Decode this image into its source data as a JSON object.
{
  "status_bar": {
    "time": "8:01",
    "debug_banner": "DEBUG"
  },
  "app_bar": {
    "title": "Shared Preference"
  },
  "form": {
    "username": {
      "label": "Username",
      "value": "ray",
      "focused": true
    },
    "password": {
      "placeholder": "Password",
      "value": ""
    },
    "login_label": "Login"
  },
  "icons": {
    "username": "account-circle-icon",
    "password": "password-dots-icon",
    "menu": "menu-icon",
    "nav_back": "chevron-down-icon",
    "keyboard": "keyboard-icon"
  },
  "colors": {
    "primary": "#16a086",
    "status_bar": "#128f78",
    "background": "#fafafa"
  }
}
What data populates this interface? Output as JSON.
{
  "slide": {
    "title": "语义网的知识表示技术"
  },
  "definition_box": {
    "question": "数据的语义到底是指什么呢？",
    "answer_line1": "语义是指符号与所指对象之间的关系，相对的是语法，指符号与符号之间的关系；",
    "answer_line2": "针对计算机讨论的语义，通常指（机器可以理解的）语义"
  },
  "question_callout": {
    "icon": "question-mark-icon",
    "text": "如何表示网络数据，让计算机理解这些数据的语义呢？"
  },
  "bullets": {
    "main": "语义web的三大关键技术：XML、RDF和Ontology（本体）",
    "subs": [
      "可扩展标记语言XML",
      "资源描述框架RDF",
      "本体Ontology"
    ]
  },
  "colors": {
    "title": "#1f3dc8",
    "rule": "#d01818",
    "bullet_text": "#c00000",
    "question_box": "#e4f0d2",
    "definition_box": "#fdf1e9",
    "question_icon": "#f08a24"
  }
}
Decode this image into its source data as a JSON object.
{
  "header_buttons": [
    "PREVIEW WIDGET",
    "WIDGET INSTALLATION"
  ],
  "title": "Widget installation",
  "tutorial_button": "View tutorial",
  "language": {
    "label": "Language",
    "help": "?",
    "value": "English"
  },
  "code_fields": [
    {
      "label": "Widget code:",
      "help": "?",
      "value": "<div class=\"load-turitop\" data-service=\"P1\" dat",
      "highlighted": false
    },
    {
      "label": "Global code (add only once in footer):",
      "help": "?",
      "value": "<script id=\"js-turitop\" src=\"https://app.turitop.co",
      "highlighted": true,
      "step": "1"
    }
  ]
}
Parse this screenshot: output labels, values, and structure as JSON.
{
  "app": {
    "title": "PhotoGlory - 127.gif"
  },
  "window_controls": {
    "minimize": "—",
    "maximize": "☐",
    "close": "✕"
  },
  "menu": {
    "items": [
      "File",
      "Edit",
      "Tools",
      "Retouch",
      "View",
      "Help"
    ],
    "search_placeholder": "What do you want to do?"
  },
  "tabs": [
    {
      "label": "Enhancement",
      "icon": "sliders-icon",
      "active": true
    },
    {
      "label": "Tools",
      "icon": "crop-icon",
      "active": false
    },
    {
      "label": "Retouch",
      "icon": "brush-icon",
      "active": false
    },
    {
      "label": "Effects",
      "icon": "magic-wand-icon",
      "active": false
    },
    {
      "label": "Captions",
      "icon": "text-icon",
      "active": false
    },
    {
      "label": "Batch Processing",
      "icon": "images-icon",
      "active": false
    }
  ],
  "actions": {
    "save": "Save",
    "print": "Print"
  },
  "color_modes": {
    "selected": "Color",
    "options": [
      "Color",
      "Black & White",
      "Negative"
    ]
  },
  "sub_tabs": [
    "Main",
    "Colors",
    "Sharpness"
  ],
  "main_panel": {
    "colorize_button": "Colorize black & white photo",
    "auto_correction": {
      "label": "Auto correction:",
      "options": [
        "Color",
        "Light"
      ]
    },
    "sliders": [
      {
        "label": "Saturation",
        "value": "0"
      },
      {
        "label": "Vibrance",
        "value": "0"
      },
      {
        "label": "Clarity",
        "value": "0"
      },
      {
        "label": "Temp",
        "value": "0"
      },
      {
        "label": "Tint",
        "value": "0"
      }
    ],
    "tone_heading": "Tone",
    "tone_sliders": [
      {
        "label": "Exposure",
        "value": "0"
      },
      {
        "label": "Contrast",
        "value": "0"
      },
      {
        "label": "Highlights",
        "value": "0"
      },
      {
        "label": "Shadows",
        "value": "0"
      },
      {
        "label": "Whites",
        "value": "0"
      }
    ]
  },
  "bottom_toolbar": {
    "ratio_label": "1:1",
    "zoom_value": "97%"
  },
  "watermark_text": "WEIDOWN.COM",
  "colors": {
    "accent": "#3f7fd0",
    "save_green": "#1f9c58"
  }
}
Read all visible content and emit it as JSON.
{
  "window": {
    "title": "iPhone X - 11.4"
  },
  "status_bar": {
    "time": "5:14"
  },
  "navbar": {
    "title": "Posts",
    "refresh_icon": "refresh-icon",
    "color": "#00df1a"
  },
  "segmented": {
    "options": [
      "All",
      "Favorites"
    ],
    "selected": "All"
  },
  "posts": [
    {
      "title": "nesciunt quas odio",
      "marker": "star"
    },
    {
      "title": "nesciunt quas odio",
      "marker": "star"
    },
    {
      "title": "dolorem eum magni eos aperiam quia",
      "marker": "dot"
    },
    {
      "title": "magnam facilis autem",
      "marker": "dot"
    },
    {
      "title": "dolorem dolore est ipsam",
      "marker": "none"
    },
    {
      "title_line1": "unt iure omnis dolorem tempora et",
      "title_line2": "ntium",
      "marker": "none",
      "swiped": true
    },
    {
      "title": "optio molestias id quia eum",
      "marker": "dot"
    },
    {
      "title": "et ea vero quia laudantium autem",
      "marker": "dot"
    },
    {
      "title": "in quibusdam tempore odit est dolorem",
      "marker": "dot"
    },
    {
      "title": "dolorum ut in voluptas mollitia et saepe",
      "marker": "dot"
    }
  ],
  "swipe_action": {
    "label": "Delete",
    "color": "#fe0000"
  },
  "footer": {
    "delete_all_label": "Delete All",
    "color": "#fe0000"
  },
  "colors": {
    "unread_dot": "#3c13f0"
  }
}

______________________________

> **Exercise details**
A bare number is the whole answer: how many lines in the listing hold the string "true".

> **Written solution**
4